#### [Exercise data]
'''
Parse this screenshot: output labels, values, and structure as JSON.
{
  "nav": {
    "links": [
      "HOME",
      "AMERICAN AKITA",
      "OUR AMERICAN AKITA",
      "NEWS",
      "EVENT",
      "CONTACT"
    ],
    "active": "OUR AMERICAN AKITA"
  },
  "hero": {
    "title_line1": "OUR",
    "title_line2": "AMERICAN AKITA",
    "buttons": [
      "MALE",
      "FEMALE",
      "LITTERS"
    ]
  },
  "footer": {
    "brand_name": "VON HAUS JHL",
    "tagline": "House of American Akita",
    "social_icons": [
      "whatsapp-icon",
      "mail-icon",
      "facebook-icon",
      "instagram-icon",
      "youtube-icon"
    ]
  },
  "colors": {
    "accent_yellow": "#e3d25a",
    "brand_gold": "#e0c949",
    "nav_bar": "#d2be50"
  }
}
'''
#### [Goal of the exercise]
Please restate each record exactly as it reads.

#### [Solution to this task]
Parse this screenshot: output labels, values, and structure as JSON.
{
  "nav": {
    "links": [
      "HOME",
      "AMERICAN AKITA",
      "OUR AMERICAN AKITA",
      "NEWS",
      "EVENT",
      "CONTACT"
    ],
    "active": "OUR AMERICAN AKITA"
  },
  "hero": {
    "title_line1": "OUR",
    "title_line2": "AMERICAN AKITA",
    "buttons": [
      "MALE",
      "FEMALE",
      "LITTERS"
    ]
  },
  "footer": {
    "brand_name": "VON HAUS JHL",
    "tagline": "House of American Akita",
    "social_icons": [
      "whatsapp-icon",
      "mail-icon",
      "facebook-icon",
      "instagram-icon",
      "youtube-icon"
    ]
  },
  "colors": {
    "accent_yellow": "#e3d25a",
    "brand_gold": "#e0c949",
    "nav_bar": "#d2be50"
  }
}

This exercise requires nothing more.